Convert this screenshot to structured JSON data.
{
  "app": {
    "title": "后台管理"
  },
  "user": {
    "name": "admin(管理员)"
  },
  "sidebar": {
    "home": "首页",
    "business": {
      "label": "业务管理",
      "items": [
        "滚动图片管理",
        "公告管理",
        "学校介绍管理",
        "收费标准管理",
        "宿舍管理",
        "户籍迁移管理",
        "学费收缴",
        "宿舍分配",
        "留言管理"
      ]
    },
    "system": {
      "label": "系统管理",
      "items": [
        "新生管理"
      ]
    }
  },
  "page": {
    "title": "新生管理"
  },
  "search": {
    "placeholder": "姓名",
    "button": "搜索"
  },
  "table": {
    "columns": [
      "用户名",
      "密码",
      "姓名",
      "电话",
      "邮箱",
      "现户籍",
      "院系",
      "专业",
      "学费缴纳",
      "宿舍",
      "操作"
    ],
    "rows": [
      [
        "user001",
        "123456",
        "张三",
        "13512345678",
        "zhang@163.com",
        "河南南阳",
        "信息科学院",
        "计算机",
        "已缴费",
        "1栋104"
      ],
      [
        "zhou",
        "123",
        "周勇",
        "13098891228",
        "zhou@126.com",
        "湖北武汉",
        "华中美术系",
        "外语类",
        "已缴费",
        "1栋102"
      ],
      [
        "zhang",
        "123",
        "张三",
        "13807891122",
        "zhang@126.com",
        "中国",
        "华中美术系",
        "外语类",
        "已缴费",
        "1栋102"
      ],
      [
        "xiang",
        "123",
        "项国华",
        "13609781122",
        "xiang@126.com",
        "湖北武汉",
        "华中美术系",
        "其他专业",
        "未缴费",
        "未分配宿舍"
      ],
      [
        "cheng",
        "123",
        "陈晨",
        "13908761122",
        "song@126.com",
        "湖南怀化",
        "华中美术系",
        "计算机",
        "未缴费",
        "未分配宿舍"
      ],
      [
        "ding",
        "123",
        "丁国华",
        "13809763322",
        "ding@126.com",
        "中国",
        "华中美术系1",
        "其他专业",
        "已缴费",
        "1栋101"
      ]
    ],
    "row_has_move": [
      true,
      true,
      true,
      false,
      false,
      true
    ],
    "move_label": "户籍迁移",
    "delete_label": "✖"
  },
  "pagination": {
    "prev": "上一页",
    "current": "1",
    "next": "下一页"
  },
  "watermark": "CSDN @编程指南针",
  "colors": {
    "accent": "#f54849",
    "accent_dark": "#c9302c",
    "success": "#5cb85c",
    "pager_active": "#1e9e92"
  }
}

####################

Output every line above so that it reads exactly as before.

Exercise response —
Convert this screenshot to structured JSON data.
{
  "app": {
    "title": "后台管理"
  },
  "user": {
    "name": "admin(管理员)"
  },
  "sidebar": {
    "home": "首页",
    "business": {
      "label": "业务管理",
      "items": [
        "滚动图片管理",
        "公告管理",
        "学校介绍管理",
        "收费标准管理",
        "宿舍管理",
        "户籍迁移管理",
        "学费收缴",
        "宿舍分配",
        "留言管理"
      ]
    },
    "system": {
      "label": "系统管理",
      "items": [
        "新生管理"
      ]
    }
  },
  "page": {
    "title": "新生管理"
  },
  "search": {
    "placeholder": "姓名",
    "button": "搜索"
  },
  "table": {
    "columns": [
      "用户名",
      "密码",
      "姓名",
      "电话",
      "邮箱",
      "现户籍",
      "院系",
      "专业",
      "学费缴纳",
      "宿舍",
      "操作"
    ],
    "rows": [
      [
        "user001",
        "123456",
        "张三",
        "13512345678",
        "zhang@163.com",
        "河南南阳",
        "信息科学院",
        "计算机",
        "已缴费",
        "1栋104"
      ],
      [
        "zhou",
        "123",
        "周勇",
        "13098891228",
        "zhou@126.com",
        "湖北武汉",
        "华中美术系",
        "外语类",
        "已缴费",
        "1栋102"
      ],
      [
        "zhang",
        "123",
        "张三",
        "13807891122",
        "zhang@126.com",
        "中国",
        "华中美术系",
        "外语类",
        "已缴费",
        "1栋102"
      ],
      [
        "xiang",
        "123",
        "项国华",
        "13609781122",
        "xiang@126.com",
        "湖北武汉",
        "华中美术系",
        "其他专业",
        "未缴费",
        "未分配宿舍"
      ],
      [
        "cheng",
        "123",
        "陈晨",
        "13908761122",
        "song@126.com",
        "湖南怀化",
        "华中美术系",
        "计算机",
        "未缴费",
        "未分配宿舍"
      ],
      [
        "ding",
        "123",
        "丁国华",
        "13809763322",
        "ding@126.com",
        "中国",
        "华中美术系1",
        "其他专业",
        "已缴费",
        "1栋101"
      ]
    ],
    "row_has_move": [
      true,
      true,
      true,
      false,
      false,
      true
    ],
    "move_label": "户籍迁移",
    "delete_label": "✖"
  },
  "pagination": {
    "prev": "上一页",
    "current": "1",
    "next": "下一页"
  },
  "watermark": "CSDN @编程指南针",
  "colors": {
    "accent": "#f54849",
    "accent_dark": "#c9302c",
    "success": "#5cb85c",
    "pager_active": "#1e9e92"
  }
}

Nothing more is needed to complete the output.